Organizations like the Harlem Children Zone have yielded positive results by using a holistic methodology that includes providing educational and social services, stabilizing families, preventing homelessness, and promoting healthy lifestyles throughout Harlem. More cities and states across the country can benefit greatly from addressing their children’s well-being through a holistic lens.
Considering the disproportionate outcomes for children and youth across several racial backgrounds, it is also imperative to address the well-being of children and youth through a racial lens. Despite gains during recent decades for youth of color, African-Americans, Latinos and American Indian youth continue to experience negative outcomes that are at times much higher than the national average, and particularly higher than non-Hispanic Whites.
Those living in low-income communities consistently underperform in the classroom. The report highlighted categories such as eighth grade math proficiency, fourth grade reading proficiency and on-time graduation rates to measure academic performance. Those living in areas of higher poverty were more likely to have negative outcomes on academic measurements.
However, the report showed encouraging data over the course of the last several years on high school graduation, which can lead to higher paying jobs and a higher standard of living. Today’s high school students are graduating on time at an 81 percent rate, which is an all-time high and also a significant 8 percent improvement from the 2005-2006 school year. Although these are encouraging numbers, the disproportion across racial groups is still explicitly shown in the data year after year.
Children whose parents lack high school diplomas and live in single-parent households are not as likely to have access to health insurance. The report, however, found another encouraging trend: the education level of parents has been steadily increasing over the past several years. In 1990, 22 percent of children lived in families with parents who did not have a high school diploma; by 2012, the figure had declined to 15 percent.

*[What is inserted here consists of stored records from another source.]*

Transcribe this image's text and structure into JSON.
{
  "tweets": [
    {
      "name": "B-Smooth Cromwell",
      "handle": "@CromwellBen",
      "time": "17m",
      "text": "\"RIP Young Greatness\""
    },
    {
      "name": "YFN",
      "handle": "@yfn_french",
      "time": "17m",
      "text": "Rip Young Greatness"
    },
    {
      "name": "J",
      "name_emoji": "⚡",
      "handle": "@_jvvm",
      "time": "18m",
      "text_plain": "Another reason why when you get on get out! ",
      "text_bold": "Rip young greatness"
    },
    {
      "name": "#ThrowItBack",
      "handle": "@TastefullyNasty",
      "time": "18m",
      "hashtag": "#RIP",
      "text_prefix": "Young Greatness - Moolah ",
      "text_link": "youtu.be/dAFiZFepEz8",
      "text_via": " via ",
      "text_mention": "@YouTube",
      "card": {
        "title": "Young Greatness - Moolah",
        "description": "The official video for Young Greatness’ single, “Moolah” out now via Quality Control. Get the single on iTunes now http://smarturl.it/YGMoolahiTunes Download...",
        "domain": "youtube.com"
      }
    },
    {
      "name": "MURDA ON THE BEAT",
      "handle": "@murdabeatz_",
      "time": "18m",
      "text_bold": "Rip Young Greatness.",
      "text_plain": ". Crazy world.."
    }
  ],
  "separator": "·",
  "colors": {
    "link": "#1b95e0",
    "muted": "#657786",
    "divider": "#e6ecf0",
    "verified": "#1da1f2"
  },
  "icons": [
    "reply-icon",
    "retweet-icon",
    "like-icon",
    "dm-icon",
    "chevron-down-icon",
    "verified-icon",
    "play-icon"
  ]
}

Although the report shows data that is discouraging and some data that signify areas of growth, the bottom-line is that more can still be done to circumvent the ongoing racial and socioeconomic disparities that contribute to children’s overall well-being. The more we as a nation invest in all areas of the community, the more we will begin to see the outcomes we desire for our children.